‘Turning Point’ Seen in Ferguson Protests, Despite More Clashes With Police

FERGUSON, MO - AUGUST 19: Protesters are pushed back by police on August 19, 2014 in Ferguson, Missouri. Violent outbreaks have taken place in Ferguson since the shooting death of unarmed teenager Michael Brown by a Ferguson police officer on August 9th. (Photo by Joe Raedle/Getty Images)
Photo: Joe Raedle/2014 Getty Images

Ahead of his trip to Missouri on Wednesday, Attorney General Eric Holder published a message to the people of Ferguson in the St. Louis Post-Dispatch on Tuesday, assuring them that “the Justice Department intends to learn — in a fair and thorough manner — exactly what happened” in the shooting of Michael Brown. He also called for an end to the violent protests, saying they “seriously undermine” the cause of justice and “interrupt the deeper conversation that the legitimate demonstrators are trying to advance.”

For much of the night, it looked like Holder would arrive just after the cycle of violent clashes between police and protesters was broken, but at midnight a water bottled was hurled at officers, triggering more chaos and arrests.

Still, there were signs of progress on the 11th night of protests. As usual, the situation was fairly calm in the early evening, and police weren’t consistently enforcing the rule that demonstrators would be arrested if they congregated in one place. The crowd kept marching in a loop, chanting the now-familiar slogans “Hands up, don’t shoot,” “No justice, no peace, no racist police,” and “We are Mike Brown.”

There were fewer protesters than on previous nights, and activists and religious leaders worked to defuse conflicts before they got out of hand. When a fight started in front of the Burger Bar, fellow protesters broke it up.
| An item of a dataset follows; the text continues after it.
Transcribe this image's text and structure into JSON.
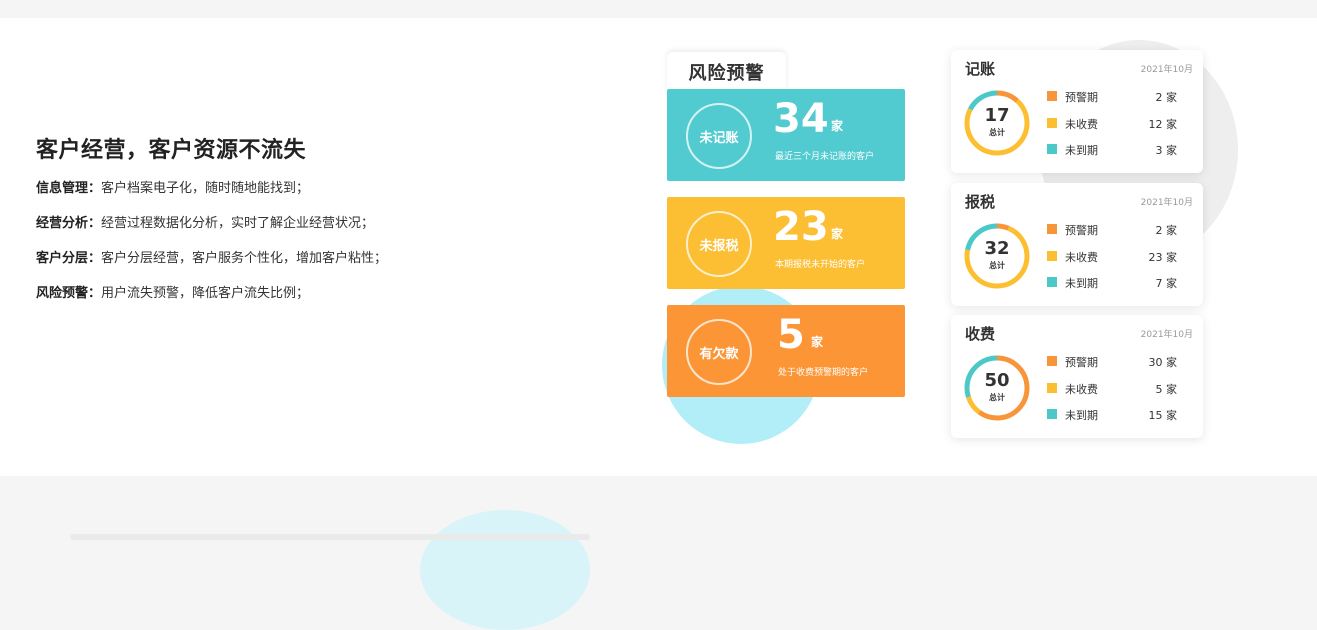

At 11 p.m., organizers were encouraging people to go home for the night and gather outside the office of St. Louis County Prosecutor Bob McCulloch on Wednesday morning. Missouri Governor Jay Nixon has refused to remove McCulloch from the case, though he has deep ties to the St. Louis Police Department. Many members of McCulloch’s family worked for the department, including his father, who was killed in the line of duty when the prosecutor was 12. McCulloch is white and his father was shot by a black man.

The protest seemed to be winding down, but as St. Louis County Police Chief Jon Belmar told the Washington Post, “At some point every night, it’s like a switch is flipped. Sometimes a rock gets thrown. An unruly march. A molotov cocktail.” This time it didn’t come until midnight, when someone threw a plastic water bottle at police. Officers moved in quickly, pushing back the crowd and ordering them to disperse. People began throwing more water bottles, and police formed a line in the street.

Some people linked arms to form a barrier between the police and the unruly protesters.

Police stormed the press area, explaining later that “agitators” were hiding behind members of the media.

Missouri Highway Patrol Captain Ron Johnson said at a press conference later that 47 people were arrested, and police recovered three loaded handguns. Police did not use tear gas, rubber bullets, or smoke bombs (and only a “limited” amount of pepper spray). “Tonight we saw a different dynamic,” Captain Johnson said, adding, “I believe there was turning point … I believe that was made by the clergy, the activists, the volunteers, the citizens and the law enforcement who partnered together to make a difference.”

‘Turning Point’ in Ferguson, Despite Clashes